:: What you should do ::
A single number is the answer: the count of lines in the listing below that contain "Двутавр".

*** Data for analysis Section Begins ***

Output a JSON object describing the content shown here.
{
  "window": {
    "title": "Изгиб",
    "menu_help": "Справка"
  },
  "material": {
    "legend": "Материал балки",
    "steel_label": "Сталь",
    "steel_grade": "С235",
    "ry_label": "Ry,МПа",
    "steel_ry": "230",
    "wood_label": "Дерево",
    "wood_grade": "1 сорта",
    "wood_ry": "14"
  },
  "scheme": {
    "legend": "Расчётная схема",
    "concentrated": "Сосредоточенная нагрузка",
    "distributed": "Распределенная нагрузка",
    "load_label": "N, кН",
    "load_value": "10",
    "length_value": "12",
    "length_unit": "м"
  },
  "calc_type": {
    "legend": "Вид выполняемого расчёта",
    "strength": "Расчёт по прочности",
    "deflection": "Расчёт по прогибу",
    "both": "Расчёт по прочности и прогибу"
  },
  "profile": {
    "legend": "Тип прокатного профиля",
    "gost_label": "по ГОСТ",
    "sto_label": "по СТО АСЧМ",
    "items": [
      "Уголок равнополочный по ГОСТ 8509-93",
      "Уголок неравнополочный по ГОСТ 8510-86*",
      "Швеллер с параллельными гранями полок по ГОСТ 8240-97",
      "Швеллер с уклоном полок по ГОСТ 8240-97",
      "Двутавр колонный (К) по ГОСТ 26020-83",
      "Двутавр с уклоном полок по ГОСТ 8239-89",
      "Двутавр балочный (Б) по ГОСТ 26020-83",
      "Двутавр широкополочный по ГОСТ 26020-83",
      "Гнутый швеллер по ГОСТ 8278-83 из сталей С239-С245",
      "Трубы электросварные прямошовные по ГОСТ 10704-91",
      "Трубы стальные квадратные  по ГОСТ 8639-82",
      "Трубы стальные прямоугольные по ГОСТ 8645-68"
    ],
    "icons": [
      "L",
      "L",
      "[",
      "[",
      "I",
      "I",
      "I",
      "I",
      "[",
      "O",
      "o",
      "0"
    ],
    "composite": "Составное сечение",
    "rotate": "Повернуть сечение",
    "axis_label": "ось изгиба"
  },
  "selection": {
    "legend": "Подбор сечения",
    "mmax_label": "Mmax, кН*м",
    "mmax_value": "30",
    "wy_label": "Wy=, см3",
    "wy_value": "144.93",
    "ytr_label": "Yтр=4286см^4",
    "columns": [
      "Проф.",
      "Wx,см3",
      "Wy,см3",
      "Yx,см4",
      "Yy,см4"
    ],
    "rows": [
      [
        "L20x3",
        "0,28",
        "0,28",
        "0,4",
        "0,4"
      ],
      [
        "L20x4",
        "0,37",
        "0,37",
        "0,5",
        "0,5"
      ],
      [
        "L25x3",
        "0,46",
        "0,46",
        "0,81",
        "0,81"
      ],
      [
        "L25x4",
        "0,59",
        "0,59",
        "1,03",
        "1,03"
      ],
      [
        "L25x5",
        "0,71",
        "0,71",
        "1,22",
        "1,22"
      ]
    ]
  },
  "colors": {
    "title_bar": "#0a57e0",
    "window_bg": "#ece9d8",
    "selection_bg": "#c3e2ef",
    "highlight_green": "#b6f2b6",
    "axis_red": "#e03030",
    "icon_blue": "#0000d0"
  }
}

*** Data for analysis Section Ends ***

:: Reply to the task ::
4